- **What is required**
Output every record below exactly as it appears.

• • • •

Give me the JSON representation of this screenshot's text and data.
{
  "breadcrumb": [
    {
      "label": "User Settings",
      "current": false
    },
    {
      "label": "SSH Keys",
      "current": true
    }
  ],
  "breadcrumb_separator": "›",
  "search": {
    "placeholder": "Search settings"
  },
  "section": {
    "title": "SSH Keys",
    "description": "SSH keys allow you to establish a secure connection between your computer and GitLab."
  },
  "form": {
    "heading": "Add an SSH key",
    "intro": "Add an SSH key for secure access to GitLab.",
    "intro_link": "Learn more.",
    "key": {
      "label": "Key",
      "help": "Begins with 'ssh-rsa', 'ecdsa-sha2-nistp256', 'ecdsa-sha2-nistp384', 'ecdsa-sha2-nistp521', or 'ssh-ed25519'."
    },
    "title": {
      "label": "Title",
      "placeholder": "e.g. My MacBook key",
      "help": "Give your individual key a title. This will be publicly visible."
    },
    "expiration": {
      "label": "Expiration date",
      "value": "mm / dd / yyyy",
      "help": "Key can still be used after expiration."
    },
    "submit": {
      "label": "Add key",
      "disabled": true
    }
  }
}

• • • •

- **Exercise result**
Give me the JSON representation of this screenshot's text and data.
{
  "breadcrumb": [
    {
      "label": "User Settings",
      "current": false
    },
    {
      "label": "SSH Keys",
      "current": true
    }
  ],
  "breadcrumb_separator": "›",
  "search": {
    "placeholder": "Search settings"
  },
  "section": {
    "title": "SSH Keys",
    "description": "SSH keys allow you to establish a secure connection between your computer and GitLab."
  },
  "form": {
    "heading": "Add an SSH key",
    "intro": "Add an SSH key for secure access to GitLab.",
    "intro_link": "Learn more.",
    "key": {
      "label": "Key",
      "help": "Begins with 'ssh-rsa', 'ecdsa-sha2-nistp256', 'ecdsa-sha2-nistp384', 'ecdsa-sha2-nistp521', or 'ssh-ed25519'."
    },
    "title": {
      "label": "Title",
      "placeholder": "e.g. My MacBook key",
      "help": "Give your individual key a title. This will be publicly visible."
    },
    "expiration": {
      "label": "Expiration date",
      "value": "mm / dd / yyyy",
      "help": "Key can still be used after expiration."
    },
    "submit": {
      "label": "Add key",
      "disabled": true
    }
  }
}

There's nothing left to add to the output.